? It could be late in the commercial real estate cycle, but the final "inning" may last a long time.
? Impact of Trump's election on real estate market still unknown, but sentiment is more positive than negative.
Warren de Haan, managing partner, ACORE Capital.
Warren de Haan is managing partner at ACORE Capital, a commercial real estate finance company he helped found in 2015 with other senior management from Starwood Property Trust Inc., where he had served as chief originations officer. He has more than 20 years of experience in commercial real estate finance and capital markets.
S&P Global sat down with Warren de Haan of ACORE Capital at a recent conference to talk late-cycle strategy in the early months of the Trump administration.
S&P Global Market Intelligence: There seems to be a good deal of uncertainty about the economy at this event, but at the same time some excitement about what may be coming.
Warren de Haan: It's the strangest time. The distribution of potential outcomes is very broad. There is a sense of optimism, reflected in the public markets. And that optimism, provided it's backed up with economic growth, infrastructure spending and the like, can only be good.
On the other hand you have some very sizable risks — geopolitical risks — and it's frightening. It can hinge on 144 characters, right? It's bizarre. And we don't know yet how social policy will play out, and what it means for real estate.
Ultimately, whether or not President Trump can effect change remains to be seen. Take bank deregulation: Can he really deregulate the banks? It seems more realistic he'll simply provide a framework for deregulation.
At ACORE we have a defensive strategy. We have to keep our eye on the horizon. But we're generating very good risk-adjusted returns for investors. It's not surprising to hear capital is flowing more into debt-related products.
Last year was a tremendously successful year for our firm. We'll see how 2017 pans out, but I have no reason to believe it's not going to be a great year.
Has there been a notable shift in transaction flow in your business since the election?

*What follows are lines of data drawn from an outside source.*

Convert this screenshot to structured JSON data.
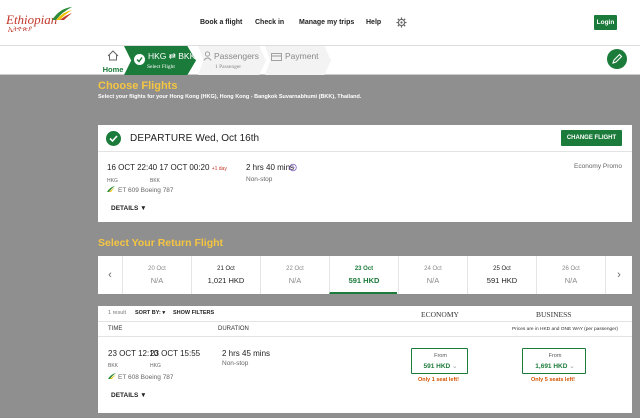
{
  "logo": {
    "word": "Ethiopian",
    "amharic": "ኢትዮጵያ"
  },
  "nav": {
    "book": "Book a flight",
    "checkin": "Check in",
    "manage": "Manage my trips",
    "help": "Help",
    "login": "Login"
  },
  "steps": {
    "home": "Home",
    "active_title": "HKG ⇄ BKK",
    "active_sub": "Select Flight",
    "passengers": "Passengers",
    "passengers_sub": "1 Passenger",
    "payment": "Payment"
  },
  "page": {
    "title": "Choose Flights",
    "subtitle": "Select your flights for your Hong Kong (HKG), Hong Kong - Bangkok Suvarnabhumi (BKK), Thailand."
  },
  "departure": {
    "label": "DEPARTURE",
    "date": "Wed, Oct 16th",
    "change_btn": "CHANGE FLIGHT",
    "dep_time": "16 OCT 22:40",
    "arr_time": "17 OCT 00:20",
    "nextday": "+1 day",
    "from_code": "HKG",
    "to_code": "BKK",
    "flight": "ET 609  Boeing 787",
    "duration": "2 hrs 40 mins",
    "stops": "Non-stop",
    "cabin": "Economy Promo",
    "details": "DETAILS"
  },
  "return_title": "Select Your Return Flight",
  "dates": [
    {
      "date": "20 Oct",
      "price": "N/A",
      "has": false
    },
    {
      "date": "21 Oct",
      "price": "1,021 HKD",
      "has": true
    },
    {
      "date": "22 Oct",
      "price": "N/A",
      "has": false
    },
    {
      "date": "23 Oct",
      "price": "591 HKD",
      "has": true,
      "selected": true
    },
    {
      "date": "24 Oct",
      "price": "N/A",
      "has": false
    },
    {
      "date": "25 Oct",
      "price": "591 HKD",
      "has": true
    },
    {
      "date": "26 Oct",
      "price": "N/A",
      "has": false
    }
  ],
  "results": {
    "count": "1 result",
    "sortby": "SORT BY:",
    "show_filters": "SHOW FILTERS",
    "economy": "ECONOMY",
    "business": "BUSINESS",
    "time_head": "TIME",
    "duration_head": "DURATION",
    "price_note": "Prices are in HKD and ONE WAY (per passenger)",
    "flight": {
      "dep_time": "23 OCT 12:10",
      "arr_time": "23 OCT 15:55",
      "from_code": "BKK",
      "to_code": "HKG",
      "flight": "ET 608  Boeing 787",
      "duration": "2 hrs 45 mins",
      "stops": "Non-stop",
      "econ_from": "From",
      "econ_price": "591 HKD",
      "econ_seats": "Only 1 seat left!",
      "bus_from": "From",
      "bus_price": "1,691 HKD",
      "bus_seats": "Only 5 seats left!",
      "details": "DETAILS"
    }
  },
  "colors": {
    "brand_green": "#1b7b3a",
    "accent_yellow": "#f5c542",
    "alert_orange": "#d35400"
  }
}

There is still a lot of demand for transitional assets. But some guys are pulling back on acquisitions, waiting to see what happens during the first 90 days of the Trump administration. In the near term, people seem to like Trump's cabinet picks.
What does it all mean? We won't know until we see some action. I'm hopeful, but I'm not betting my livelihood on it.
Many of the panelists have argued that we are very late in the real estate cycle. Do you have that same sense?
People are always talking about what "inning" the market is in. We very well could be in the ninth inning, but it could turn out to be a very long inning. So although it feels late, based on how many years have passed and where property values are, there are additional factors to consider. The so-called Trump bump could evolve into real economic growth, and if supply stays in check, real estate fundamentals should continue to be strong.
We're debt guys, so we're focused on defensive strategies, yield strategies. That is proving to be a successful strategy.
There's been a lot of love expressed for industrial at this conference and, conversely, a lot of caution expressed about retail.
We would love to do more industrial. The reality is that most of the assets are very small. Our average deal size is about $70 million, so we only play in industrial when it's a portfolio.
Retail constitutes less than 4% of our portfolio. We are very specific about what we like and don't like in retail.
Regulators have warned about vulnerabilities building within commercial real estate lending. Are we in dangerous territory in your view?
Regulators are worried about banks' exposure to commercial real estate as a percentage of their overall portfolio. But banks, if anything, have been more cautious with their lending this go-round. The market is healthy.
I don't see lending standards, though, in any way, shape or form approaching 2007 levels. There is lot of equity in the deals, a lot of cash. I think borrowers learned their lesson and they don't seem to be over-leveraging. They're prioritizing pricing and structure, which has kept the market healthy.
Notwithstanding the Trump noise, I still think U.S. real estate is a great asset class.